Thursday, April 09, 2009

degrees of learning

While attending a wedding, one of the guests talked about how he just returned from a trip to Hawaii. There, he came across some honeymooners and asked the man, "Have you ever asked her what makes her feel loved?" This couple was astonished that they had gotten married without investigating such an important piece of information. How many people have been married for years and still cannot answer that question?


(The source escapes me now, but please forgive me that I do not give proper credit on account of a lapse in memory... but) I seem to recall a recent discussion about marriage, and someone left an impression on me about "studying" their spouse. When we go into a vocation, job, or hobby, we pour lots of time and effort into manuals or textbooks or whatever. For me, it could be fishing, theology, or photography. I have been married over 20 years. If I had given that kind of attention to studying my own wife... learning what makes her tick, asking her to tell me what she's thinking and how she feels about stuff... and then really listening, because I want to know... Man, I'd have the equivalent of several PhD's about her today!


If you are married, here's what I want to say to you: Today's honeymooners may be having a wonderful time together, and I don't take any of that away from them. But marriage is not just a "long-term relationship," it's a "life-time covenant." If we practice continuing education, living for our mate and intentionally growing in our expertise... the result will be a level of maturity and intimacy that honeymooners could only wish for! Stuff of dreams, I tell you! Study your spouse.

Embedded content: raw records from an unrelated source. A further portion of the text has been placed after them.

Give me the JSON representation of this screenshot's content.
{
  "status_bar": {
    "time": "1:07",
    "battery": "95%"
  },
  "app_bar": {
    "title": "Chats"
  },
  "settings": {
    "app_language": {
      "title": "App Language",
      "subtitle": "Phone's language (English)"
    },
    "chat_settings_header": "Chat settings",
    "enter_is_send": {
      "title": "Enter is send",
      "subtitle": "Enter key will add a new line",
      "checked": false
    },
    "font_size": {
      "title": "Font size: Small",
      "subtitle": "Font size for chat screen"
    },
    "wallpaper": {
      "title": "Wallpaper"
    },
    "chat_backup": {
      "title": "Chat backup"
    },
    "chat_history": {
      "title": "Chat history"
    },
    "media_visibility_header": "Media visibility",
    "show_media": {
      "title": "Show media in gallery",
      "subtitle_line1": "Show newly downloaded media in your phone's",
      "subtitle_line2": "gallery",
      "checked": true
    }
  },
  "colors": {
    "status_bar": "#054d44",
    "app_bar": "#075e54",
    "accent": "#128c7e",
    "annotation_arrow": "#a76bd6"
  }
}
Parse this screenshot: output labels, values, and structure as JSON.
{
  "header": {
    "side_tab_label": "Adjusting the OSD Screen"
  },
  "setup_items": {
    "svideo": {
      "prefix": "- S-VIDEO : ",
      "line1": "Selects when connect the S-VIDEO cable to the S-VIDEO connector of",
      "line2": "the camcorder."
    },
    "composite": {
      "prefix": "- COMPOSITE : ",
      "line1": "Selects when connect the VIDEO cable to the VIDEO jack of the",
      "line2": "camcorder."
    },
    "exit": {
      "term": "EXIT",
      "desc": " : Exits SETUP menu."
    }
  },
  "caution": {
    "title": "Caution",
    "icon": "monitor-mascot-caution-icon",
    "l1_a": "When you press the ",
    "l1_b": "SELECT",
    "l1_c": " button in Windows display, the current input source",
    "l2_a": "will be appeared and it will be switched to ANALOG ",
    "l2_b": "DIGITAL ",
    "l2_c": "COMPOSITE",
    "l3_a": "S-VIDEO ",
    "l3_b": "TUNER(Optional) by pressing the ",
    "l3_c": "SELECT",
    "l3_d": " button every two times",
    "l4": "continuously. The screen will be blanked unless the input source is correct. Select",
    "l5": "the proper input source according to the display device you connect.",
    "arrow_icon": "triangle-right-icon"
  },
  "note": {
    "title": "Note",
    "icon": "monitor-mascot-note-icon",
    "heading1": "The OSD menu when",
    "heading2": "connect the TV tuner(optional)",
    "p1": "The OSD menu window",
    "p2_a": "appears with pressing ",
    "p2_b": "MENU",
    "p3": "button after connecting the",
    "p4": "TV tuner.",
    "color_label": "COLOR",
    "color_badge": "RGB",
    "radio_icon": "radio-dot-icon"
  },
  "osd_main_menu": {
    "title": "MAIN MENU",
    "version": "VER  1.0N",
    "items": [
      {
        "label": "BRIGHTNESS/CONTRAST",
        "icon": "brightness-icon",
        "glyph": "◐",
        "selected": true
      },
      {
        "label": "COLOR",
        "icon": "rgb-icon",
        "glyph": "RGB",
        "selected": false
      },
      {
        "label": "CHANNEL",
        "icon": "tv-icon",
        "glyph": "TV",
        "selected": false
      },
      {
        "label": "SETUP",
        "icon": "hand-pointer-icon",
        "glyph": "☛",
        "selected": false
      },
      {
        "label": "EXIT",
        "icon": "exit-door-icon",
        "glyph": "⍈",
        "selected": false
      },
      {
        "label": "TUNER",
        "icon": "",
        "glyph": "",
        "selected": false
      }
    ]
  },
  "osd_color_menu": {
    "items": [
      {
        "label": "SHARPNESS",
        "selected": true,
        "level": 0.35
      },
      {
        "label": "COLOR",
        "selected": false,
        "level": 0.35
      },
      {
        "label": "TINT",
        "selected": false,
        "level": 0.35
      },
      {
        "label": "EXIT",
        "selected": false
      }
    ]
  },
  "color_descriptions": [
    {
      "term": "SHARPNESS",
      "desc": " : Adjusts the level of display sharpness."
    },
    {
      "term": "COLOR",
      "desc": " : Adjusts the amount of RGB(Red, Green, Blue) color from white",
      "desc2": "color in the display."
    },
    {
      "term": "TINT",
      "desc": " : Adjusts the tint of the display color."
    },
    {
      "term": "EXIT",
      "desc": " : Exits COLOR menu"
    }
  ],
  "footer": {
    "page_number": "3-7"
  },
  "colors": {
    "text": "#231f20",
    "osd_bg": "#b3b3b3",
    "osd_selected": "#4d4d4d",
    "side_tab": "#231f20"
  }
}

imac said...

Hi my friend, You might not like my comment/question, and if you wish to delete, thats ok.

What happens if you are married and you meet( and are sue about this) your soul mate?.
I did and got divorced, we married and are truly happy and in love.

lime said...

this is excellent advice. oh, that more put it into practice.

Craver Vii said...

Thanks, Lime. Pray that I always heed this advice in my own marriage. I forget sometimes, being selfish, and neglect the treasure God allowed in my life.

Thanks for trusting our friendship to ask a sensitive question, Imac. That is a fair question. If you were not yet divorced, I would not endorse leaving the one you married. But now that you are divorced and remarried, you must never leave the one you are with... not even to go back to your first marriage. Be decent and civil with your ex, but love your wife and cling to her.

Okay, here's the hard part: (You're already divorced and remarried, so this part is not for you.) If someone told me that they are united in marriage to somebody who is not their soul mate, and they want out... regardless of whether they found someone else, I would likely rebuke them. It doesn't matter how sure they think they are, marriage is a life-long covenant. In fact, the closer I am to this individual, the more likely that my rebuke would be harsh. There is no expiration date on marriage licenses, and the best pre-nup agreement is "till death do us part."

Make sure this union does not end like the last one. Enjoy the wife you have today. Know her love language. Study her, and make her happy to be your wife.

Every Square Inch said...

I'll have to ask my wife how I'm doing in studying her. What do you think is the evidence that we're passing or even excelling? After all, in school when we study, we take quizzes, tests, exams.

Halfmom, AKA, Susan said...

Maybe we should give you guys quizes - what do you think?

Craver Vii said...

ESI, you answered your own question, didn't you? "How am I doing?" and then, "Tell me how I can do this better." The better you respond to her coaching, the better the recommendations.

Craver Vii said...

Only one tutor for me. Too many teachers makes me gassy.

mommanator said...

AH, I was married for almost 40 years before my darling passed.
I feel I knew him. We only had about 3 actual dates in the 4 years before we married! He was in the army in Japan, we corresponded for all those years. I feel I knew him better than someone might have that had seen each other every day.
Til the day he died his motto to me was "I love you more today than yesterday and a little less than tomorrow" Ah yes a romantic.
With this said I feel the best way to a wonderful married life is to keep open lines of communication and never go to bed angry-get it straightened ouit before sleeping on it! AND more important to keep God in the center of your marriage

Shiloh Guy said...

Hiya Craver!

I think you know that my wife and I were both widowed rather young. We spent almost every minute before we were married talking and asking questions about just about every aspect of life and relationship you can imagine. When we finally married we had a solid foundation based not on mere feelings but on knowledge and intelligent commitment. Our marriage is wonderful because we know each other and choose to love each other every day! I wish I could explain this to young couples who are planning on marriage.

Halfmom, AKA, Susan said...

A joy-filled Easter friend. He is RISEN!

Andrew said...


What a great and timely post! (Was that my wedding you were referring to?) I'm glad our wedding pics got to grace your blog. I have sort of had to learn this the hard way, in that I'm already finding out things that Olivia had previously told me about herself and her life, yet I've quickly forgotten them. (Was I really listening to begin with?) Maybe I should start a "Book of Olivia" and write down everything I think about her and learn about her. Maybe that might get me into trouble some days, but it sounds like a not-too-bad idea.

And FYI, the "Andrew" who has recently appeared on Susan's blog is not me.